>>>

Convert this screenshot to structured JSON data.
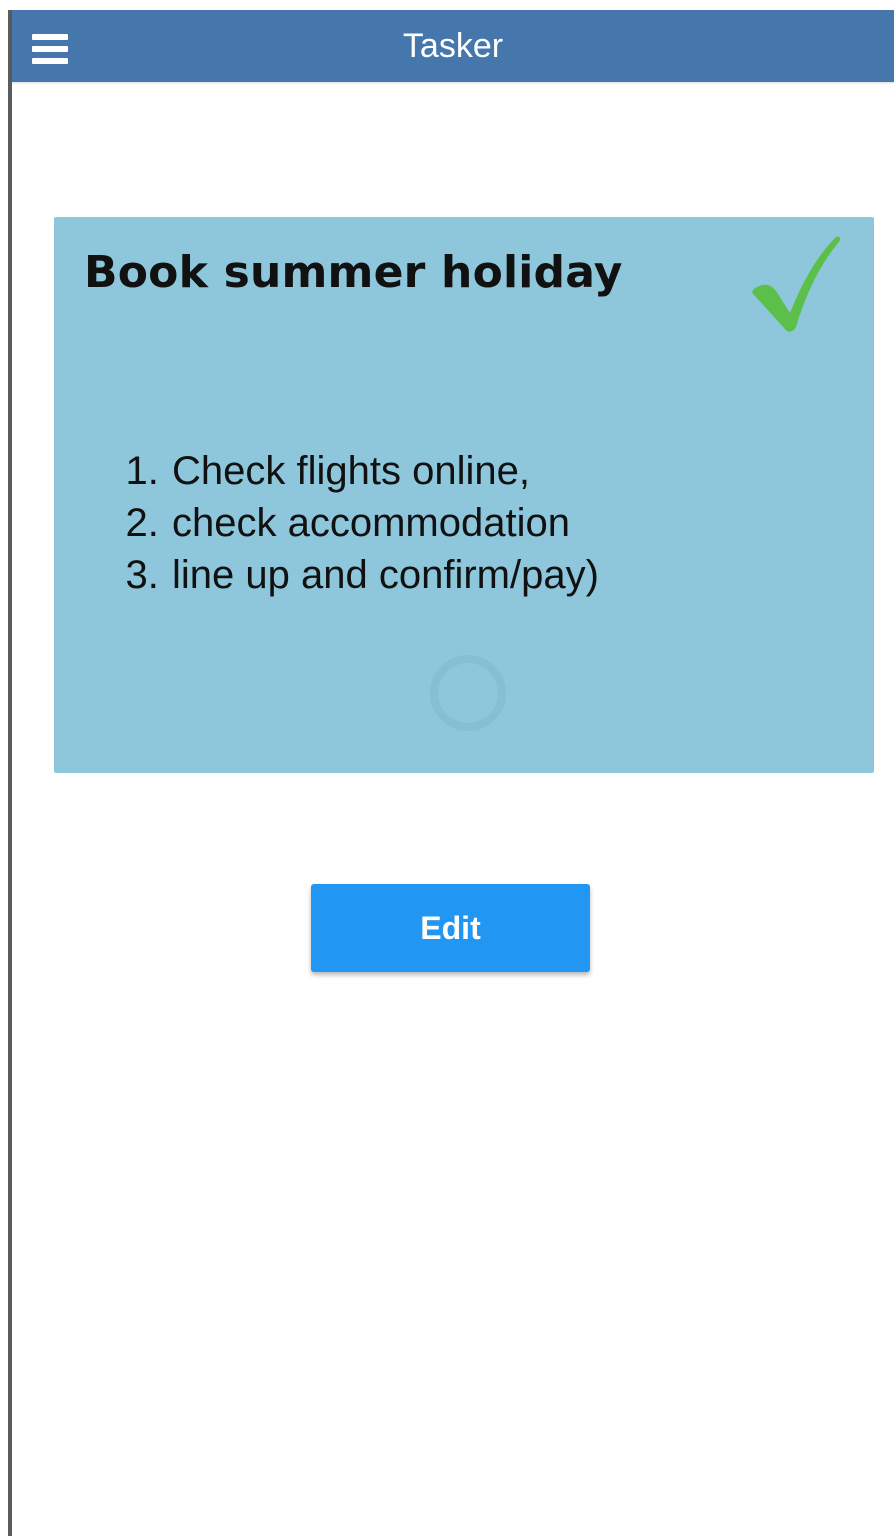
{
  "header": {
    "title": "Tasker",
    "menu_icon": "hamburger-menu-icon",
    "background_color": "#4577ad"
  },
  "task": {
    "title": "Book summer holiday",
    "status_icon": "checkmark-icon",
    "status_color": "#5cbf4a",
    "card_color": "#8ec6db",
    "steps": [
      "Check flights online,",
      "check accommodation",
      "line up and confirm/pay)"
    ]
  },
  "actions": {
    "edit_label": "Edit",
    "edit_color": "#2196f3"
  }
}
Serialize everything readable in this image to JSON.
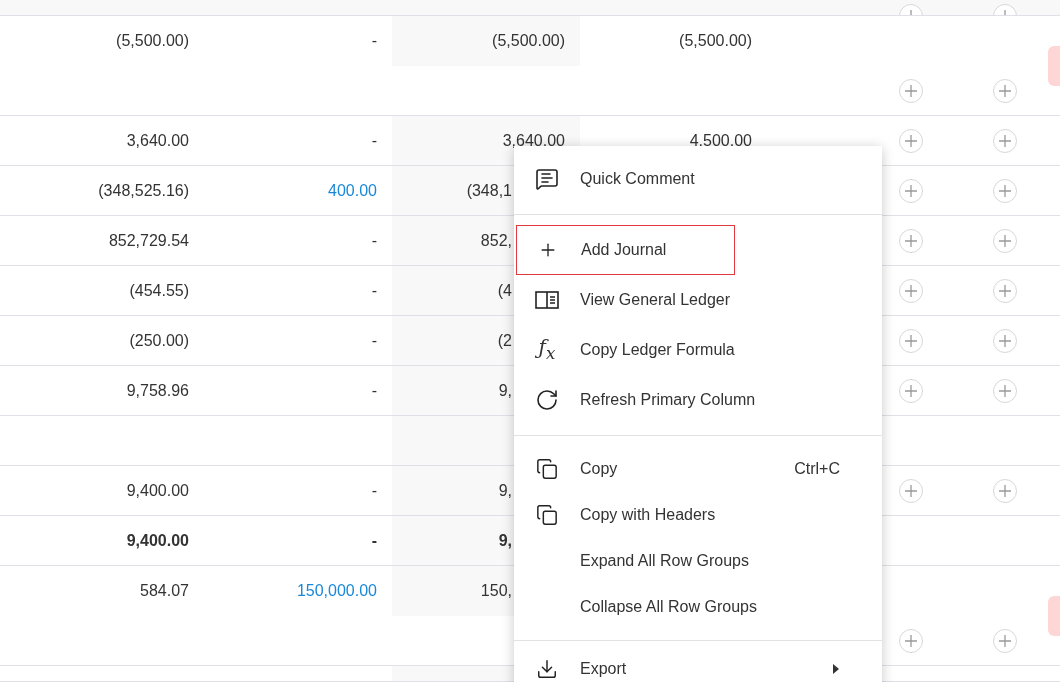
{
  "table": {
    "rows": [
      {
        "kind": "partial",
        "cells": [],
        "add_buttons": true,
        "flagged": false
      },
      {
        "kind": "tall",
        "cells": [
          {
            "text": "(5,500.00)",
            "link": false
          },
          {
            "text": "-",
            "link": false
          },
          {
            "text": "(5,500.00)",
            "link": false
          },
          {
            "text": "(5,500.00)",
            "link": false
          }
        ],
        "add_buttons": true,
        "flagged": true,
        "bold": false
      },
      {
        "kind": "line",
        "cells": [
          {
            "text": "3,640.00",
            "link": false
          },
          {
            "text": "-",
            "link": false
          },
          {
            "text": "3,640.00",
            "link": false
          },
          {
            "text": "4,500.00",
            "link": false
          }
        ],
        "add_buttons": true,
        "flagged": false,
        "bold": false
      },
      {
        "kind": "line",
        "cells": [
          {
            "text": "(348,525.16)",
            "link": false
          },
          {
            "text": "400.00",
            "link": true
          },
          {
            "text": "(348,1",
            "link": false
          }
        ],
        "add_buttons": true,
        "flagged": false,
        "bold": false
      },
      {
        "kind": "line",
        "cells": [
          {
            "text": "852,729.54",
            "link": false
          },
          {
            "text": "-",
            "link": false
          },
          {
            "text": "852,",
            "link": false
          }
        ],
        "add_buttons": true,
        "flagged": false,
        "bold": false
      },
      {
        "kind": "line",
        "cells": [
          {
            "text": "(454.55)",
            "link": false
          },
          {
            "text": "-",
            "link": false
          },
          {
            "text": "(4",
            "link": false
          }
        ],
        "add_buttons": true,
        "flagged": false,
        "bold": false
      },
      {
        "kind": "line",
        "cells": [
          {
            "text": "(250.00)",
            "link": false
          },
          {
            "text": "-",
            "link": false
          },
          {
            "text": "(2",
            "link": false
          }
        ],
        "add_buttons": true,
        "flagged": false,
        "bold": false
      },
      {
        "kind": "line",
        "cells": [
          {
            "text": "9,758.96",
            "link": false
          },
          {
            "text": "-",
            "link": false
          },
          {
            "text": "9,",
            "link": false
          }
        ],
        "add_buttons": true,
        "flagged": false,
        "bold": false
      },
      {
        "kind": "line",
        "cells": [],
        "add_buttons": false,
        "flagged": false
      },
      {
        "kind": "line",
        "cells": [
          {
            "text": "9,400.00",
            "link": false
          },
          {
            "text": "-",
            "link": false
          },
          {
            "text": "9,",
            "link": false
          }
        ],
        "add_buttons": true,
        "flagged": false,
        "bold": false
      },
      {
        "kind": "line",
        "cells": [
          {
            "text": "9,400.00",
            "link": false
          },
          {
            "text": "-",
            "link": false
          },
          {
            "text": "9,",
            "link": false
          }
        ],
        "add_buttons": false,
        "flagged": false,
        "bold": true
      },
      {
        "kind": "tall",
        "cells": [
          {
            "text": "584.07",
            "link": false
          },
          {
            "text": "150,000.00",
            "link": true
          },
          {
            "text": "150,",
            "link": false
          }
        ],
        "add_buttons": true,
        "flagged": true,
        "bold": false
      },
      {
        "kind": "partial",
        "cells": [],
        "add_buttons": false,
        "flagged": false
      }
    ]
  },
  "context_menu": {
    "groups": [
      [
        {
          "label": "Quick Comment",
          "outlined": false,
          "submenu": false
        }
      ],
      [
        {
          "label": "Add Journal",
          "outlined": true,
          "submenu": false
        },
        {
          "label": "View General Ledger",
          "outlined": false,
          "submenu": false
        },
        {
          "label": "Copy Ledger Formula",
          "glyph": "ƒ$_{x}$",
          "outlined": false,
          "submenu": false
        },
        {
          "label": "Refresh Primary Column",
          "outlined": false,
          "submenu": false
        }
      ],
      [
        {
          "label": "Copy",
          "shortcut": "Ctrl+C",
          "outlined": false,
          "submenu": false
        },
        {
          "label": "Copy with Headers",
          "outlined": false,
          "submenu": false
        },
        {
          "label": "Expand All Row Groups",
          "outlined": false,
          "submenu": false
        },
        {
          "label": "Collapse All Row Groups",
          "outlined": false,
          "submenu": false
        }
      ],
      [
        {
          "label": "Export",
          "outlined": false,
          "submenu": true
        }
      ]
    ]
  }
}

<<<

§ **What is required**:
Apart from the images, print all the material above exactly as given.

§ **Written response**:
Convert this screenshot to structured JSON data.
{
  "header": {
    "title": "Tasker",
    "menu_icon": "hamburger-menu-icon",
    "background_color": "#4577ad"
  },
  "task": {
    "title": "Book summer holiday",
    "status_icon": "checkmark-icon",
    "status_color": "#5cbf4a",
    "card_color": "#8ec6db",
    "steps": [
      "Check flights online,",
      "check accommodation",
      "line up and confirm/pay)"
    ]
  },
  "actions": {
    "edit_label": "Edit",
    "edit_color": "#2196f3"
  }
}
Serialize everything readable in this image to JSON.
{
  "table": {
    "rows": [
      {
        "kind": "partial",
        "cells": [],
        "add_buttons": true,
        "flagged": false
      },
      {
        "kind": "tall",
        "cells": [
          {
            "text": "(5,500.00)",
            "link": false
          },
          {
            "text": "-",
            "link": false
          },
          {
            "text": "(5,500.00)",
            "link": false
          },
          {
            "text": "(5,500.00)",
            "link": false
          }
        ],
        "add_buttons": true,
        "flagged": true,
        "bold": false
      },
      {
        "kind": "line",
        "cells": [
          {
            "text": "3,640.00",
            "link": false
          },
          {
            "text": "-",
            "link": false
          },
          {
            "text": "3,640.00",
            "link": false
          },
          {
            "text": "4,500.00",
            "link": false
          }
        ],
        "add_buttons": true,
        "flagged": false,
        "bold": false
      },
      {
        "kind": "line",
        "cells": [
          {
            "text": "(348,525.16)",
            "link": false
          },
          {
            "text": "400.00",
            "link": true
          },
          {
            "text": "(348,1",
            "link": false
          }
        ],
        "add_buttons": true,
        "flagged": false,
        "bold": false
      },
      {
        "kind": "line",
        "cells": [
          {
            "text": "852,729.54",
            "link": false
          },
          {
            "text": "-",
            "link": false
          },
          {
            "text": "852,",
            "link": false
          }
        ],
        "add_buttons": true,
        "flagged": false,
        "bold": false
      },
      {
        "kind": "line",
        "cells": [
          {
            "text": "(454.55)",
            "link": false
          },
          {
            "text": "-",
            "link": false
          },
          {
            "text": "(4",
            "link": false
          }
        ],
        "add_buttons": true,
        "flagged": false,
        "bold": false
      },
      {
        "kind": "line",
        "cells": [
          {
            "text": "(250.00)",
            "link": false
          },
          {
            "text": "-",
            "link": false
          },
          {
            "text": "(2",
            "link": false
          }
        ],
        "add_buttons": true,
        "flagged": false,
        "bold": false
      },
      {
        "kind": "line",
        "cells": [
          {
            "text": "9,758.96",
            "link": false
          },
          {
            "text": "-",
            "link": false
          },
          {
            "text": "9,",
            "link": false
          }
        ],
        "add_buttons": true,
        "flagged": false,
        "bold": false
      },
      {
        "kind": "line",
        "cells": [],
        "add_buttons": false,
        "flagged": false
      },
      {
        "kind": "line",
        "cells": [
          {
            "text": "9,400.00",
            "link": false
          },
          {
            "text": "-",
            "link": false
          },
          {
            "text": "9,",
            "link": false
          }
        ],
        "add_buttons": true,
        "flagged": false,
        "bold": false
      },
      {
        "kind": "line",
        "cells": [
          {
            "text": "9,400.00",
            "link": false
          },
          {
            "text": "-",
            "link": false
          },
          {
            "text": "9,",
            "link": false
          }
        ],
        "add_buttons": false,
        "flagged": false,
        "bold": true
      },
      {
        "kind": "tall",
        "cells": [
          {
            "text": "584.07",
            "link": false
          },
          {
            "text": "150,000.00",
            "link": true
          },
          {
            "text": "150,",
            "link": false
          }
        ],
        "add_buttons": true,
        "flagged": true,
        "bold": false
      },
      {
        "kind": "partial",
        "cells": [],
        "add_buttons": false,
        "flagged": false
      }
    ]
  },
  "context_menu": {
    "groups": [
      [
        {
          "label": "Quick Comment",
          "outlined": false,
          "submenu": false
        }
      ],
      [
        {
          "label": "Add Journal",
          "outlined": true,
          "submenu": false
        },
        {
          "label": "View General Ledger",
          "outlined": false,
          "submenu": false
        },
        {
          "label": "Copy Ledger Formula",
          "glyph": "ƒ$_{x}$",
          "outlined": false,
          "submenu": false
        },
        {
          "label": "Refresh Primary Column",
          "outlined": false,
          "submenu": false
        }
      ],
      [
        {
          "label": "Copy",
          "shortcut": "Ctrl+C",
          "outlined": false,
          "submenu": false
        },
        {
          "label": "Copy with Headers",
          "outlined": false,
          "submenu": false
        },
        {
          "label": "Expand All Row Groups",
          "outlined": false,
          "submenu": false
        },
        {
          "label": "Collapse All Row Groups",
          "outlined": false,
          "submenu": false
        }
      ],
      [
        {
          "label": "Export",
          "outlined": false,
          "submenu": true
        }
      ]
    ]
  }
}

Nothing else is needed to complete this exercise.